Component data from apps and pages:
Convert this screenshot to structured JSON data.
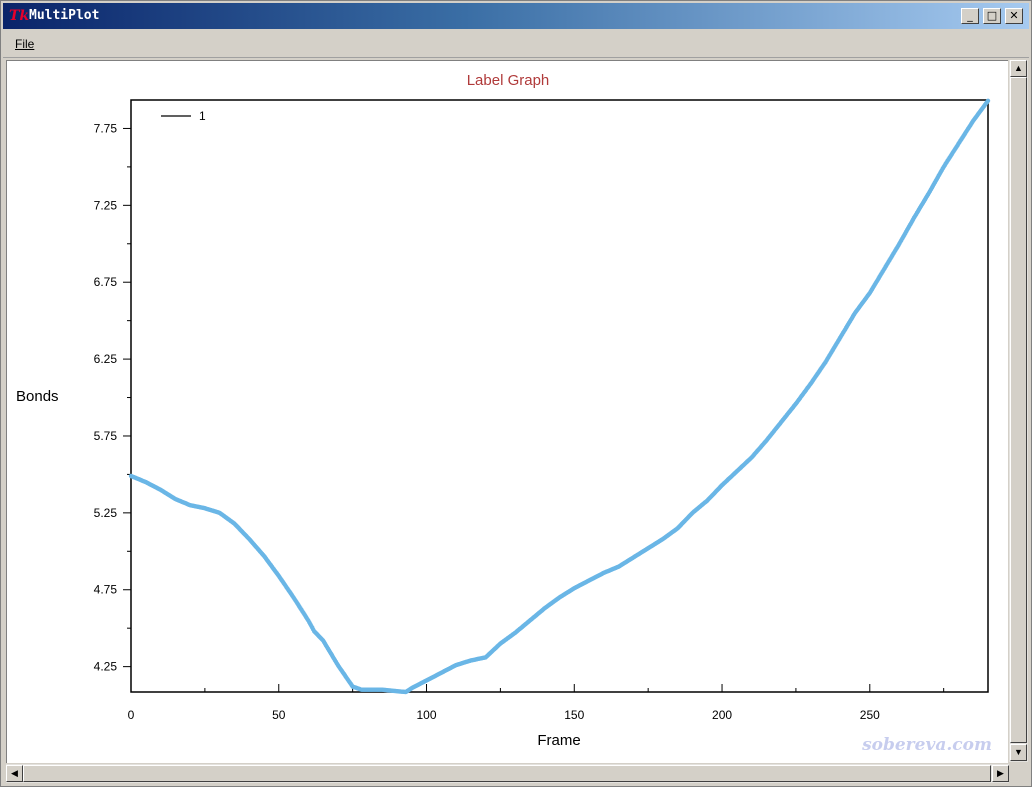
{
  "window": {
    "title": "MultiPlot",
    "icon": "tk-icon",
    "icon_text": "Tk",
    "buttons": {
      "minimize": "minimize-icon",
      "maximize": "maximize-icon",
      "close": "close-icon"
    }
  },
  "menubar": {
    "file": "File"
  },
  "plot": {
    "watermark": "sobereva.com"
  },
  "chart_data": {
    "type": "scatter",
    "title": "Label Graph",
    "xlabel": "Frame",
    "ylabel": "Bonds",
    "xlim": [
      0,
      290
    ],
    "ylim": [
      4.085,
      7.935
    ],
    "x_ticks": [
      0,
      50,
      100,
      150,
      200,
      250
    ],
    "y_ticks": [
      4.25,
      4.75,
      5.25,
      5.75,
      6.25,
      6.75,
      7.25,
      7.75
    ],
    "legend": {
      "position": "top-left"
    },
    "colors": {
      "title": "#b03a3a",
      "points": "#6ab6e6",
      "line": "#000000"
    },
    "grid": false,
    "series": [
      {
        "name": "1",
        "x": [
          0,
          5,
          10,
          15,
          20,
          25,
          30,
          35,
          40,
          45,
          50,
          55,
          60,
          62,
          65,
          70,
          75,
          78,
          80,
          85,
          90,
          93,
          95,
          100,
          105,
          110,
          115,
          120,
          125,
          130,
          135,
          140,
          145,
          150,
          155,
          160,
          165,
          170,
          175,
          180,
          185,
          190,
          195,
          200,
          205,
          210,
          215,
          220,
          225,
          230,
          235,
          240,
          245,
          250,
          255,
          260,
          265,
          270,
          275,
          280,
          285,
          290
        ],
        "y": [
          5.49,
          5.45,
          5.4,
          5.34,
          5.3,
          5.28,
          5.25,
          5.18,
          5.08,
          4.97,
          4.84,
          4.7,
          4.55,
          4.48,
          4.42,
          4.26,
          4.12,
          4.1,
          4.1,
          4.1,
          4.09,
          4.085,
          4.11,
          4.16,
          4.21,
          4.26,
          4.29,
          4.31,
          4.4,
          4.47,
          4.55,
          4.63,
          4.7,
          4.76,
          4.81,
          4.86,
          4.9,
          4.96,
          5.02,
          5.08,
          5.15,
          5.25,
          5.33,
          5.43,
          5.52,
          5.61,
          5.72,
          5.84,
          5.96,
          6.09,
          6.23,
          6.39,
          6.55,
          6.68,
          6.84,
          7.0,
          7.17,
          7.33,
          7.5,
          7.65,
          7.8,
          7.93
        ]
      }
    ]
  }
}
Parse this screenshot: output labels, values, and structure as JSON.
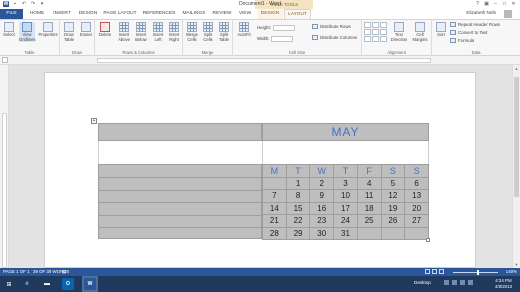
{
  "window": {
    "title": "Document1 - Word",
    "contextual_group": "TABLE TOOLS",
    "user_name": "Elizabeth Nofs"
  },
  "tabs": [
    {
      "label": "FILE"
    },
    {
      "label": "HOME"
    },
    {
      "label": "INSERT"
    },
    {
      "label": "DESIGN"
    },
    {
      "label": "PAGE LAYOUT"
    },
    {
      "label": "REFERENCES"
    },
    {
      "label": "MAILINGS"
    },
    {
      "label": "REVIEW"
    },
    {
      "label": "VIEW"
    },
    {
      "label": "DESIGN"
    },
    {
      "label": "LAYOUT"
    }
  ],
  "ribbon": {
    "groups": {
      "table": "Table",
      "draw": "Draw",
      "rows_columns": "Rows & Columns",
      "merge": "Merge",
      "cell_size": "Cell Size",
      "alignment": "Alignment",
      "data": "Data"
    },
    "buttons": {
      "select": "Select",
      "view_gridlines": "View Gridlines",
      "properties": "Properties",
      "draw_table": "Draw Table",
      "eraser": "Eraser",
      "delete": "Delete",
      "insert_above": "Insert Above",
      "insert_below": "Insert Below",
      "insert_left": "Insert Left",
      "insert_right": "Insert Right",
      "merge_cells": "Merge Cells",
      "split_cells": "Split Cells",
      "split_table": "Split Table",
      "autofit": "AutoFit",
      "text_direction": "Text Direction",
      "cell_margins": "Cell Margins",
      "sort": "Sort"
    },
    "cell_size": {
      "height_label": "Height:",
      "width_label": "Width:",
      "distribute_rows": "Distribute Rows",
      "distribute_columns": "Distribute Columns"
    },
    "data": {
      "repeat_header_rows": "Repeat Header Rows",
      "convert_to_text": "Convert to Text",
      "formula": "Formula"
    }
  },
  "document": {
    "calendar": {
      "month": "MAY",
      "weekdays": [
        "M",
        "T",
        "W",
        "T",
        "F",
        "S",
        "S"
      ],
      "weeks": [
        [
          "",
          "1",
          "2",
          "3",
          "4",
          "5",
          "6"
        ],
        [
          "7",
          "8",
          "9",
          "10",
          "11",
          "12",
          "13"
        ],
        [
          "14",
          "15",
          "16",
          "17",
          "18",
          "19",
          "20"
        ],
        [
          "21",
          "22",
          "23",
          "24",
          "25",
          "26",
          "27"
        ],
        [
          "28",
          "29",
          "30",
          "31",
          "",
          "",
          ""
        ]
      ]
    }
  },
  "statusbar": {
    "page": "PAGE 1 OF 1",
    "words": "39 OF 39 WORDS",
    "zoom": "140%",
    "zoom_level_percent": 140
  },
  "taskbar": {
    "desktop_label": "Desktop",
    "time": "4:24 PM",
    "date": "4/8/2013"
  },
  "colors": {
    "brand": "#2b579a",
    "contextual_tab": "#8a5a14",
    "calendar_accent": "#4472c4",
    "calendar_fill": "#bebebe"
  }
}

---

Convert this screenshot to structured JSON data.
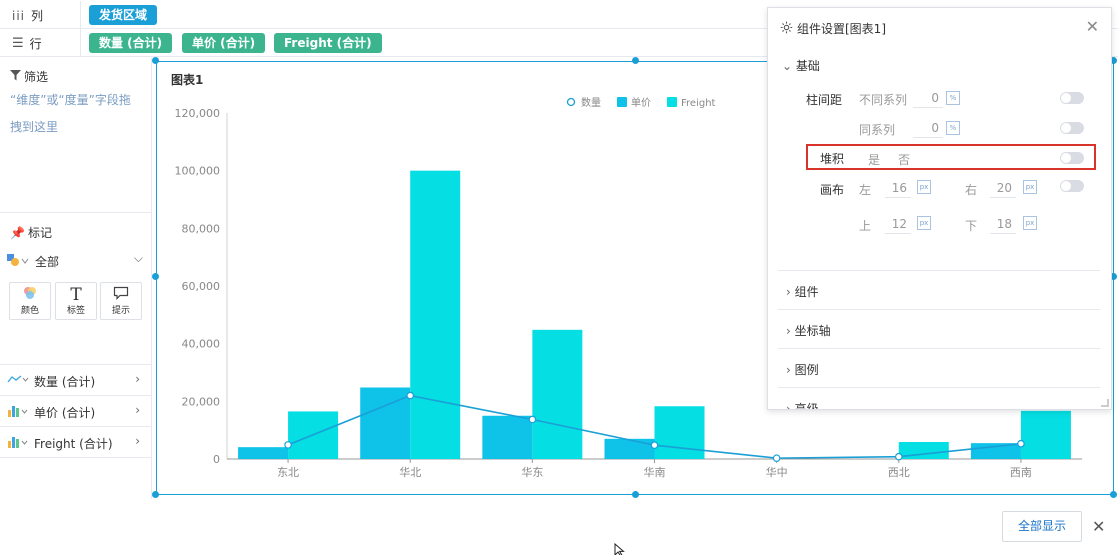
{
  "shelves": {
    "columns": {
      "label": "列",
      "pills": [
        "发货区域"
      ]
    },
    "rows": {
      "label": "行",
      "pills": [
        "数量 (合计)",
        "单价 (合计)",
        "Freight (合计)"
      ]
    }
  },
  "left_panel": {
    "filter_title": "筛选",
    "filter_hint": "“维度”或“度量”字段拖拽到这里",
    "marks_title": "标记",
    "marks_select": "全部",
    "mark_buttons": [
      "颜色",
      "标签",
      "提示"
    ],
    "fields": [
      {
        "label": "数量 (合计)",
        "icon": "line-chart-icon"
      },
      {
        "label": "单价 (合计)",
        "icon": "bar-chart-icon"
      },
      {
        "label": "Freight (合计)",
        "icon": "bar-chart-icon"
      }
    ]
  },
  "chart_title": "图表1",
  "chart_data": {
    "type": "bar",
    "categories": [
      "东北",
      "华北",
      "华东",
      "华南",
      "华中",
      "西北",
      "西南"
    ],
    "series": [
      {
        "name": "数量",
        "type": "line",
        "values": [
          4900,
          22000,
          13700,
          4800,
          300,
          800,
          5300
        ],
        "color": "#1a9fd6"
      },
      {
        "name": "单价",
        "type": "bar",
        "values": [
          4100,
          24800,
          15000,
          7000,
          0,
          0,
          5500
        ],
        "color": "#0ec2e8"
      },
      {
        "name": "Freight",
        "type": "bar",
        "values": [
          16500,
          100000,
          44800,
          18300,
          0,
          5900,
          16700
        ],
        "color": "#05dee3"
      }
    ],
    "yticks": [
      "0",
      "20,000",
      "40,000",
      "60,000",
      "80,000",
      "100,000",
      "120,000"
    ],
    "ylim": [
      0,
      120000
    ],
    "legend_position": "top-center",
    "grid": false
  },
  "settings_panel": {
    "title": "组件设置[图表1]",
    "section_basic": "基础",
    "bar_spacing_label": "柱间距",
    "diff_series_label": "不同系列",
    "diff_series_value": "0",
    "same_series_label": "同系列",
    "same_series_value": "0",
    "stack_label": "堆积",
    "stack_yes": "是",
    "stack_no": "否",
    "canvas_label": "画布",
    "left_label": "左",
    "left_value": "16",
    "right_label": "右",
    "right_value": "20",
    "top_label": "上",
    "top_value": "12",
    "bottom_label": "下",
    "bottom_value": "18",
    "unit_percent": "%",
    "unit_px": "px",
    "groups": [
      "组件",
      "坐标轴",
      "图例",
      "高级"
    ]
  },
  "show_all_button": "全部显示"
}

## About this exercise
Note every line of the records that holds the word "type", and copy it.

## Exercise response
    "type": "scatter",
    "type": "bar",
        "type": "line",
        "type": "bar",
        "type": "bar",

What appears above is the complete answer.